[Task item]
For the string "title", search the entries below and copy every line where it appears.

[Data section]
== Segment start ==
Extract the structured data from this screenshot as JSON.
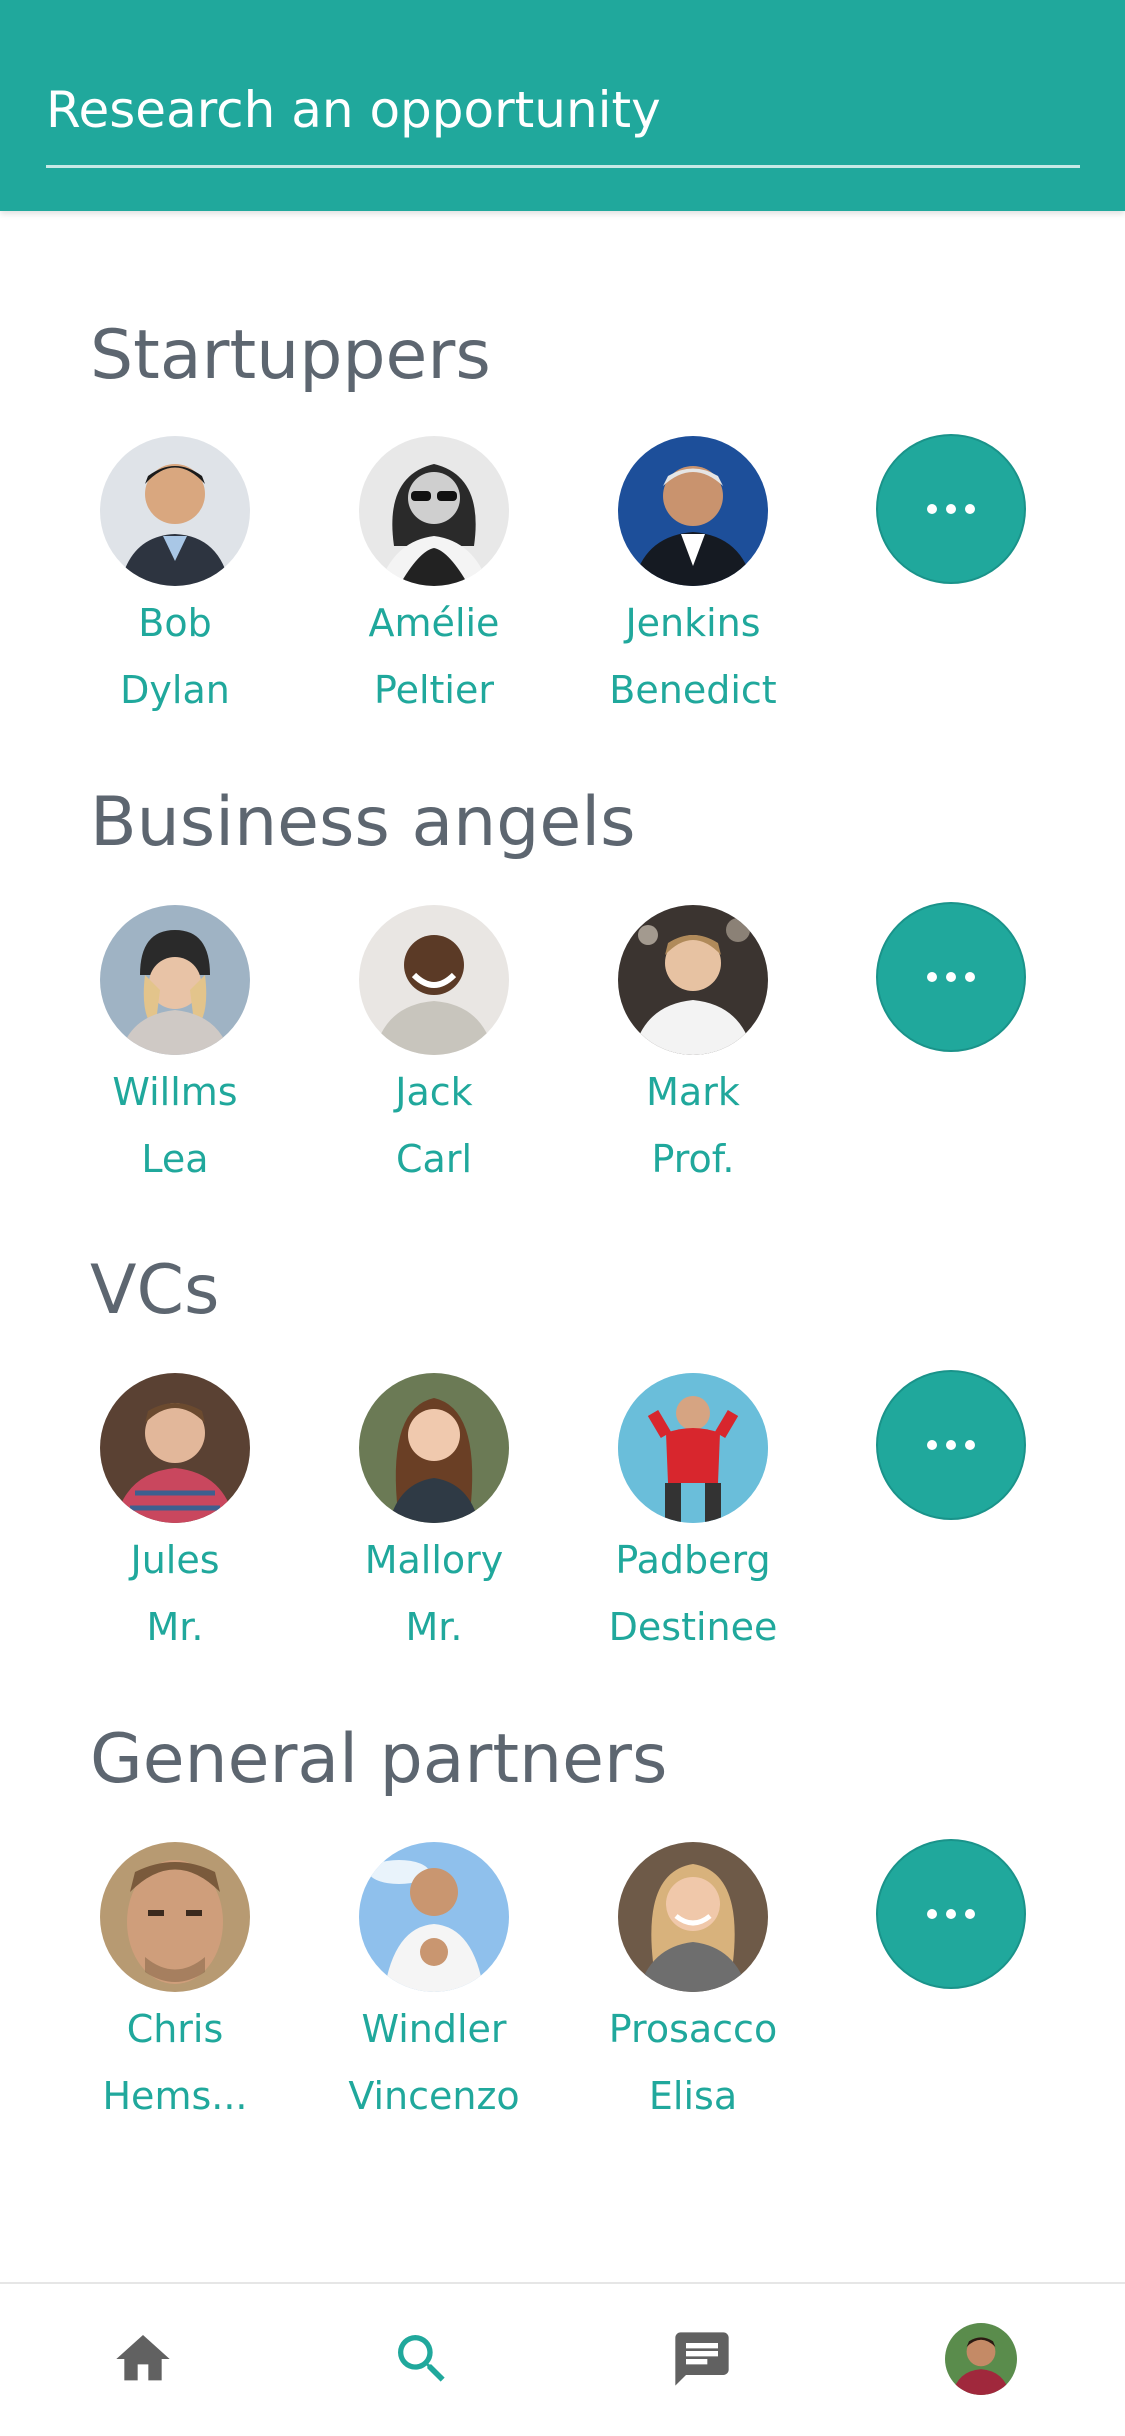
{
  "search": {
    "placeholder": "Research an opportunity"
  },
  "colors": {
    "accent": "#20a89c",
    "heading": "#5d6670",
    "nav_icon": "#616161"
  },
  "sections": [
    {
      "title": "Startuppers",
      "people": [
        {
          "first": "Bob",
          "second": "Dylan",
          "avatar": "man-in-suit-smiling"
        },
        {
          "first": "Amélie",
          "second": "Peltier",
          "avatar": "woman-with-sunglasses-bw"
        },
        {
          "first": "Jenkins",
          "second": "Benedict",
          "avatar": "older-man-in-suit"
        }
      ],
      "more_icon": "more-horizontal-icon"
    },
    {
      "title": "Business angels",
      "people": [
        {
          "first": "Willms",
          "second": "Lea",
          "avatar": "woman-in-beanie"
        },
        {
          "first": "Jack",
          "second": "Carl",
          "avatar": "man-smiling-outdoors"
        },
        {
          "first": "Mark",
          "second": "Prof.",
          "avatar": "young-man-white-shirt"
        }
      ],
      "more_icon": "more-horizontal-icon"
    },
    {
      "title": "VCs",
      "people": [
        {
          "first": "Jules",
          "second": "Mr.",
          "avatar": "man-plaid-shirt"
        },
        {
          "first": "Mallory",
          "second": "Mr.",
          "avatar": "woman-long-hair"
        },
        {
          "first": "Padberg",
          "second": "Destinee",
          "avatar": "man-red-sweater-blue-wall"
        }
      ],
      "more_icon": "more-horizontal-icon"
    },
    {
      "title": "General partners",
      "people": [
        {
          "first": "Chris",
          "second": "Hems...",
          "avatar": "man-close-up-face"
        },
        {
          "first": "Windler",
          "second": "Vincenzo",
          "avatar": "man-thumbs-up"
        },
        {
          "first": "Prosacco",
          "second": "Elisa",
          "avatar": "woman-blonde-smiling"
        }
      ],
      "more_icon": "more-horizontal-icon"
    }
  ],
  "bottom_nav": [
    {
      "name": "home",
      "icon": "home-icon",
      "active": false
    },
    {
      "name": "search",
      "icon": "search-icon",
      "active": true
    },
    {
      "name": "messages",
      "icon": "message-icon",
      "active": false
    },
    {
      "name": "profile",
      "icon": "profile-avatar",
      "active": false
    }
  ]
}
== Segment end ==
[Completed exercise]
      "title": "Startuppers",
      "title": "Business angels",
      "title": "VCs",
      "title": "General partners",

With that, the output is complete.